(Problem details):
Could you write out each of the records below exactly?

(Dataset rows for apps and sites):
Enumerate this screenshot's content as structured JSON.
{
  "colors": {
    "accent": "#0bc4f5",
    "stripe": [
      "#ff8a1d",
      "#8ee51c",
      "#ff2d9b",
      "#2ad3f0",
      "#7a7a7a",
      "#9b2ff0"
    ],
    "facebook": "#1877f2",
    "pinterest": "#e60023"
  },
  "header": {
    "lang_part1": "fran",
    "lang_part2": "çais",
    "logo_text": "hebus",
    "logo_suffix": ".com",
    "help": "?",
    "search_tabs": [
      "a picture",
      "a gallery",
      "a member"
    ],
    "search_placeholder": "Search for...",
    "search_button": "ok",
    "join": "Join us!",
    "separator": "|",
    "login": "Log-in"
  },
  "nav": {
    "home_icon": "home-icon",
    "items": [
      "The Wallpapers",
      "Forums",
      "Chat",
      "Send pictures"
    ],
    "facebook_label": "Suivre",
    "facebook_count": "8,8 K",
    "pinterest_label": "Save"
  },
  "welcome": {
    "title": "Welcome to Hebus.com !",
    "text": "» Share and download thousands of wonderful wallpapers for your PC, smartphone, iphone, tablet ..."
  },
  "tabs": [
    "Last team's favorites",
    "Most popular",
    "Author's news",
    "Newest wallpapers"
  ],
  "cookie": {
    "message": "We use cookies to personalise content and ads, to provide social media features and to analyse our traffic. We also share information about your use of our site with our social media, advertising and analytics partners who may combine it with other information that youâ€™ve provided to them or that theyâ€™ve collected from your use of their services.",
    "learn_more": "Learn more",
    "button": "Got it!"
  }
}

(Task output):
Enumerate this screenshot's content as structured JSON.
{
  "colors": {
    "accent": "#0bc4f5",
    "stripe": [
      "#ff8a1d",
      "#8ee51c",
      "#ff2d9b",
      "#2ad3f0",
      "#7a7a7a",
      "#9b2ff0"
    ],
    "facebook": "#1877f2",
    "pinterest": "#e60023"
  },
  "header": {
    "lang_part1": "fran",
    "lang_part2": "çais",
    "logo_text": "hebus",
    "logo_suffix": ".com",
    "help": "?",
    "search_tabs": [
      "a picture",
      "a gallery",
      "a member"
    ],
    "search_placeholder": "Search for...",
    "search_button": "ok",
    "join": "Join us!",
    "separator": "|",
    "login": "Log-in"
  },
  "nav": {
    "home_icon": "home-icon",
    "items": [
      "The Wallpapers",
      "Forums",
      "Chat",
      "Send pictures"
    ],
    "facebook_label": "Suivre",
    "facebook_count": "8,8 K",
    "pinterest_label": "Save"
  },
  "welcome": {
    "title": "Welcome to Hebus.com !",
    "text": "» Share and download thousands of wonderful wallpapers for your PC, smartphone, iphone, tablet ..."
  },
  "tabs": [
    "Last team's favorites",
    "Most popular",
    "Author's news",
    "Newest wallpapers"
  ],
  "cookie": {
    "message": "We use cookies to personalise content and ads, to provide social media features and to analyse our traffic. We also share information about your use of our site with our social media, advertising and analytics partners who may combine it with other information that youâ€™ve provided to them or that theyâ€™ve collected from your use of their services.",
    "learn_more": "Learn more",
    "button": "Got it!"
  }
}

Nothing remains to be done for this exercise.